» PROBLEM REQUIREMENTS
Reproduce the data exactly.

» RECORDS SHOWN
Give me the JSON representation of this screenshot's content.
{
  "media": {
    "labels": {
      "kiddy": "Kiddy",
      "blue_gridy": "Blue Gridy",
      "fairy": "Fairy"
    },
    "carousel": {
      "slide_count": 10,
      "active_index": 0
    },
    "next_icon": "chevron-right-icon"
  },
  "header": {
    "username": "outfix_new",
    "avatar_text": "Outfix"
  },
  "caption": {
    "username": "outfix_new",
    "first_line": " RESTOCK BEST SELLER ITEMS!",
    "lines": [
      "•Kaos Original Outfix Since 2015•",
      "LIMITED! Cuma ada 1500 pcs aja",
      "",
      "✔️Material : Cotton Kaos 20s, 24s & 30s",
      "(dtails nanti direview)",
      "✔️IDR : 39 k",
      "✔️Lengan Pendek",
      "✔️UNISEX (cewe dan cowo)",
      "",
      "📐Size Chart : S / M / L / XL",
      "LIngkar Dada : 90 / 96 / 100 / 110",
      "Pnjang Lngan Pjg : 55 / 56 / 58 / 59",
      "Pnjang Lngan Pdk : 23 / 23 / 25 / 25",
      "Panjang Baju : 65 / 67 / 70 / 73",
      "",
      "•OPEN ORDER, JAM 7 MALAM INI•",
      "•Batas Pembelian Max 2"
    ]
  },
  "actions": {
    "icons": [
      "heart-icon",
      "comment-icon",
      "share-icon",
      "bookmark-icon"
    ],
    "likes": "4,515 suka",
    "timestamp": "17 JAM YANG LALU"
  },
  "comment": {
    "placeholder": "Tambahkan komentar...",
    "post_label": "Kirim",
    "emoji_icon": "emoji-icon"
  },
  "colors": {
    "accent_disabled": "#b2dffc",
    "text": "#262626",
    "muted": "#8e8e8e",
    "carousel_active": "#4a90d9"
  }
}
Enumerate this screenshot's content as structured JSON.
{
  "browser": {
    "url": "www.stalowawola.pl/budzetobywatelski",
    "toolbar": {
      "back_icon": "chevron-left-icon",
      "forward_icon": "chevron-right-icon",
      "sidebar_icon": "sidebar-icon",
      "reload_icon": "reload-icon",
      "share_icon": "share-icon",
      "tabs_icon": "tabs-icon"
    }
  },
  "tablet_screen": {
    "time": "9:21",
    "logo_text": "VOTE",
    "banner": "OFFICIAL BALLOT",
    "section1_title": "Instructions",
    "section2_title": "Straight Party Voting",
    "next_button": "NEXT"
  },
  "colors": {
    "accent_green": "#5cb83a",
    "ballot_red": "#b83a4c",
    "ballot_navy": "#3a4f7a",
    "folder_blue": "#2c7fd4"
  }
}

» WRITTEN RESPONSE
Give me the JSON representation of this screenshot's content.
{
  "media": {
    "labels": {
      "kiddy": "Kiddy",
      "blue_gridy": "Blue Gridy",
      "fairy": "Fairy"
    },
    "carousel": {
      "slide_count": 10,
      "active_index": 0
    },
    "next_icon": "chevron-right-icon"
  },
  "header": {
    "username": "outfix_new",
    "avatar_text": "Outfix"
  },
  "caption": {
    "username": "outfix_new",
    "first_line": " RESTOCK BEST SELLER ITEMS!",
    "lines": [
      "•Kaos Original Outfix Since 2015•",
      "LIMITED! Cuma ada 1500 pcs aja",
      "",
      "✔️Material : Cotton Kaos 20s, 24s & 30s",
      "(dtails nanti direview)",
      "✔️IDR : 39 k",
      "✔️Lengan Pendek",
      "✔️UNISEX (cewe dan cowo)",
      "",
      "📐Size Chart : S / M / L / XL",
      "LIngkar Dada : 90 / 96 / 100 / 110",
      "Pnjang Lngan Pjg : 55 / 56 / 58 / 59",
      "Pnjang Lngan Pdk : 23 / 23 / 25 / 25",
      "Panjang Baju : 65 / 67 / 70 / 73",
      "",
      "•OPEN ORDER, JAM 7 MALAM INI•",
      "•Batas Pembelian Max 2"
    ]
  },
  "actions": {
    "icons": [
      "heart-icon",
      "comment-icon",
      "share-icon",
      "bookmark-icon"
    ],
    "likes": "4,515 suka",
    "timestamp": "17 JAM YANG LALU"
  },
  "comment": {
    "placeholder": "Tambahkan komentar...",
    "post_label": "Kirim",
    "emoji_icon": "emoji-icon"
  },
  "colors": {
    "accent_disabled": "#b2dffc",
    "text": "#262626",
    "muted": "#8e8e8e",
    "carousel_active": "#4a90d9"
  }
}
Enumerate this screenshot's content as structured JSON.
{
  "browser": {
    "url": "www.stalowawola.pl/budzetobywatelski",
    "toolbar": {
      "back_icon": "chevron-left-icon",
      "forward_icon": "chevron-right-icon",
      "sidebar_icon": "sidebar-icon",
      "reload_icon": "reload-icon",
      "share_icon": "share-icon",
      "tabs_icon": "tabs-icon"
    }
  },
  "tablet_screen": {
    "time": "9:21",
    "logo_text": "VOTE",
    "banner": "OFFICIAL BALLOT",
    "section1_title": "Instructions",
    "section2_title": "Straight Party Voting",
    "next_button": "NEXT"
  },
  "colors": {
    "accent_green": "#5cb83a",
    "ballot_red": "#b83a4c",
    "ballot_navy": "#3a4f7a",
    "folder_blue": "#2c7fd4"
  }
}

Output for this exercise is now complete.